What you need to do: I need the records below restated word for word, without their pictures.

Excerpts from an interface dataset
══════════
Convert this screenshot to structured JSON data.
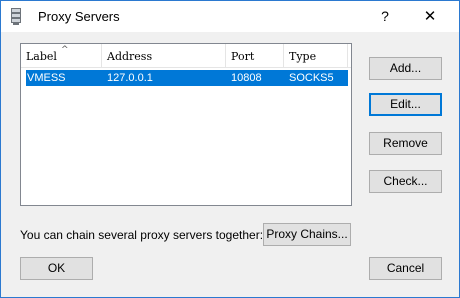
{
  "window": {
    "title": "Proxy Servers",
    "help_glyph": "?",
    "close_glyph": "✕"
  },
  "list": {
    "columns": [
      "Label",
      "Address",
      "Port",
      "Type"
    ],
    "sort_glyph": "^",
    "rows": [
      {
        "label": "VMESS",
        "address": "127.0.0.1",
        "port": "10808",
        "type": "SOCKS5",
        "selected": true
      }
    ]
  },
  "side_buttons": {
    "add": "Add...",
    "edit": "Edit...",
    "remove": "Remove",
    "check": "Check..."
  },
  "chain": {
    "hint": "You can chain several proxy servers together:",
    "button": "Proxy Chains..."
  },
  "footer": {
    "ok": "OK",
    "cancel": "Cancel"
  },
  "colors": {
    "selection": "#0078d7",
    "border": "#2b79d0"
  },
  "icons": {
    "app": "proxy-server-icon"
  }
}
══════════
Response area:
Convert this screenshot to structured JSON data.
{
  "window": {
    "title": "Proxy Servers",
    "help_glyph": "?",
    "close_glyph": "✕"
  },
  "list": {
    "columns": [
      "Label",
      "Address",
      "Port",
      "Type"
    ],
    "sort_glyph": "^",
    "rows": [
      {
        "label": "VMESS",
        "address": "127.0.0.1",
        "port": "10808",
        "type": "SOCKS5",
        "selected": true
      }
    ]
  },
  "side_buttons": {
    "add": "Add...",
    "edit": "Edit...",
    "remove": "Remove",
    "check": "Check..."
  },
  "chain": {
    "hint": "You can chain several proxy servers together:",
    "button": "Proxy Chains..."
  },
  "footer": {
    "ok": "OK",
    "cancel": "Cancel"
  },
  "colors": {
    "selection": "#0078d7",
    "border": "#2b79d0"
  },
  "icons": {
    "app": "proxy-server-icon"
  }
}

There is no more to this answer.